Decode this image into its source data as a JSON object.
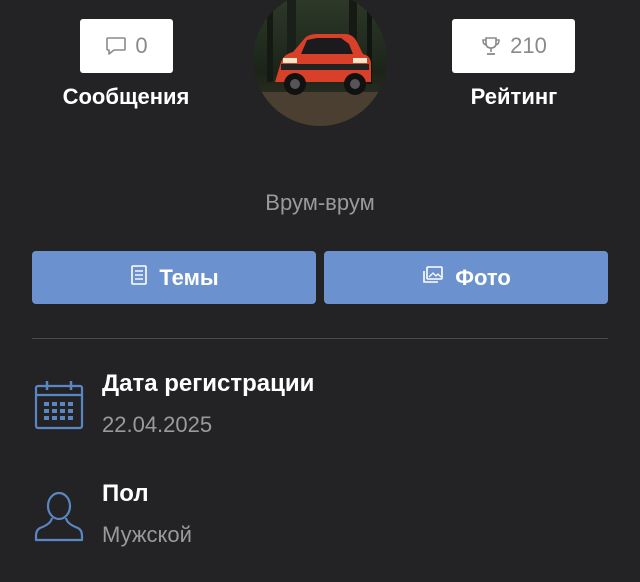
{
  "stats": {
    "messages": {
      "count": "0",
      "label": "Сообщения",
      "icon": "chat-bubble-icon"
    },
    "rating": {
      "count": "210",
      "label": "Рейтинг",
      "icon": "trophy-icon"
    }
  },
  "profile": {
    "avatar": "avatar-photo-red-suv",
    "status": "Врум-врум"
  },
  "actions": {
    "topics_label": "Темы",
    "photos_label": "Фото",
    "accent_color": "#6b92cf"
  },
  "info": {
    "registration": {
      "title": "Дата регистрации",
      "value": "22.04.2025",
      "icon": "calendar-icon"
    },
    "gender": {
      "title": "Пол",
      "value": "Мужской",
      "icon": "user-icon"
    }
  }
}
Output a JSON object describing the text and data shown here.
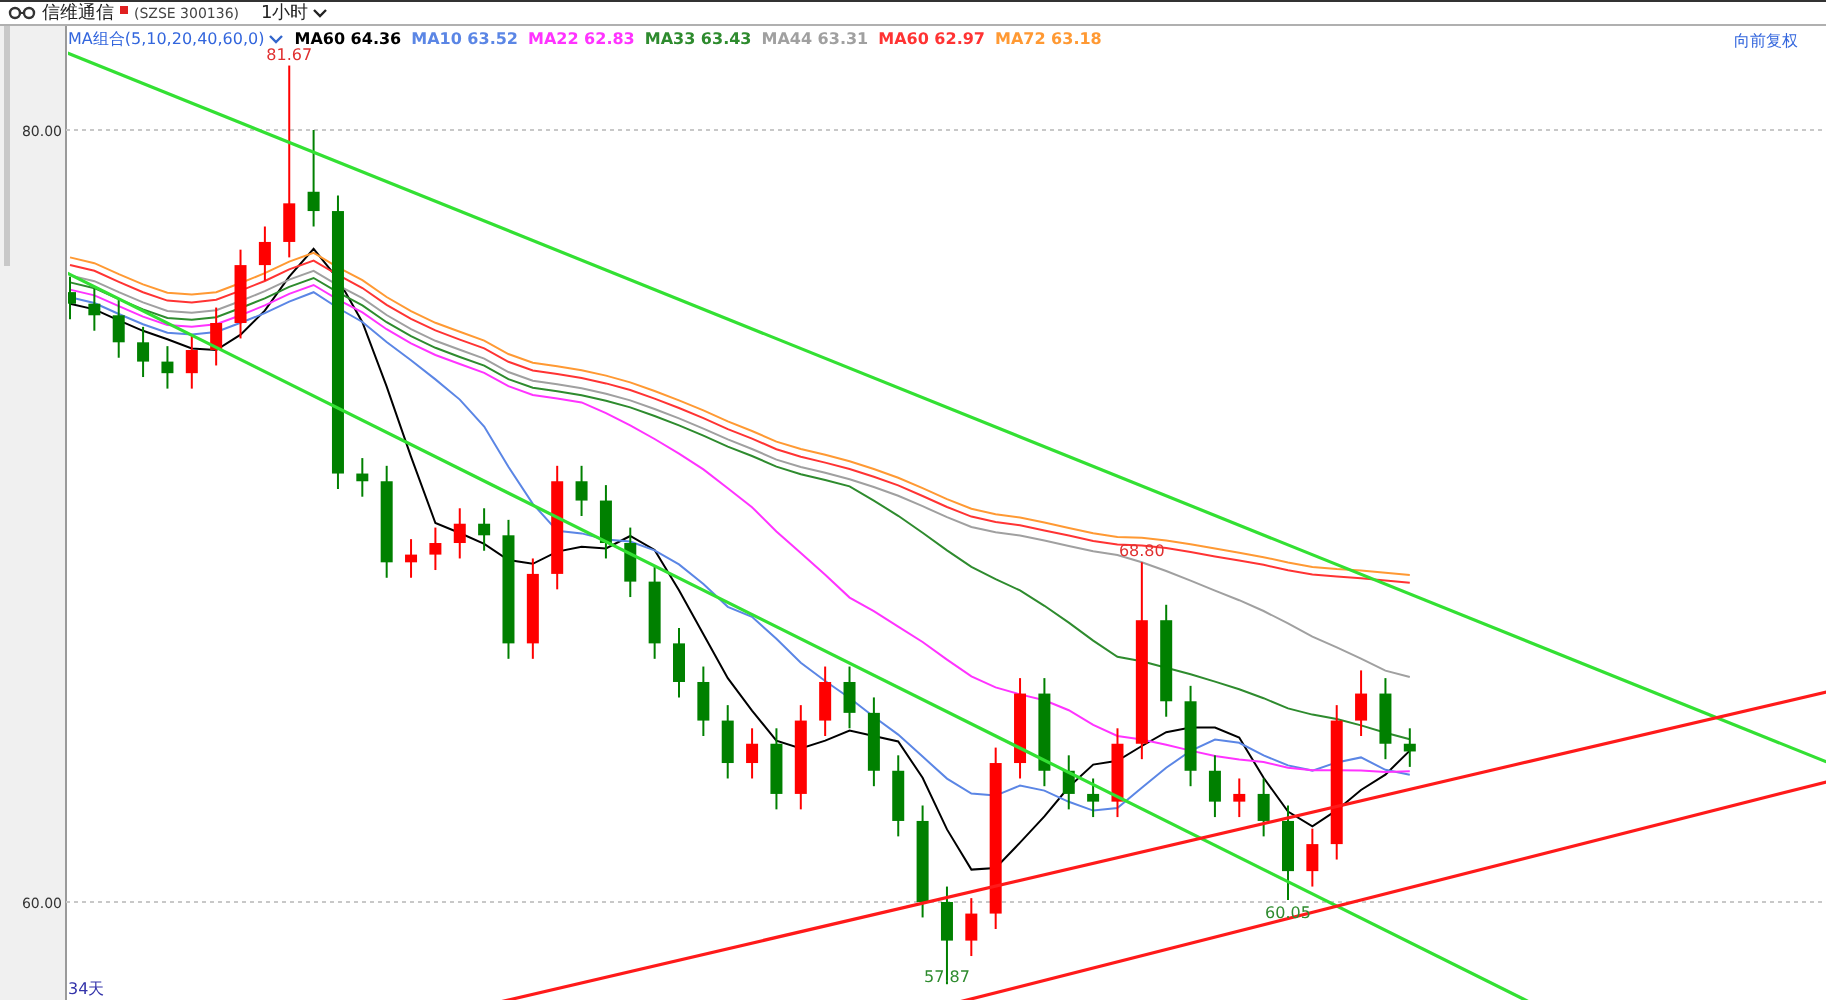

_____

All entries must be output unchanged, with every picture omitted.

Decode this image into its source data as a JSON object.
{
  "stats": {
    "messages": {
      "count": "0",
      "label": "Сообщения",
      "icon": "chat-bubble-icon"
    },
    "rating": {
      "count": "210",
      "label": "Рейтинг",
      "icon": "trophy-icon"
    }
  },
  "profile": {
    "avatar": "avatar-photo-red-suv",
    "status": "Врум-врум"
  },
  "actions": {
    "topics_label": "Темы",
    "photos_label": "Фото",
    "accent_color": "#6b92cf"
  },
  "info": {
    "registration": {
      "title": "Дата регистрации",
      "value": "22.04.2025",
      "icon": "calendar-icon"
    },
    "gender": {
      "title": "Пол",
      "value": "Мужской",
      "icon": "user-icon"
    }
  }
}
Output a JSON object describing the text and data shown here.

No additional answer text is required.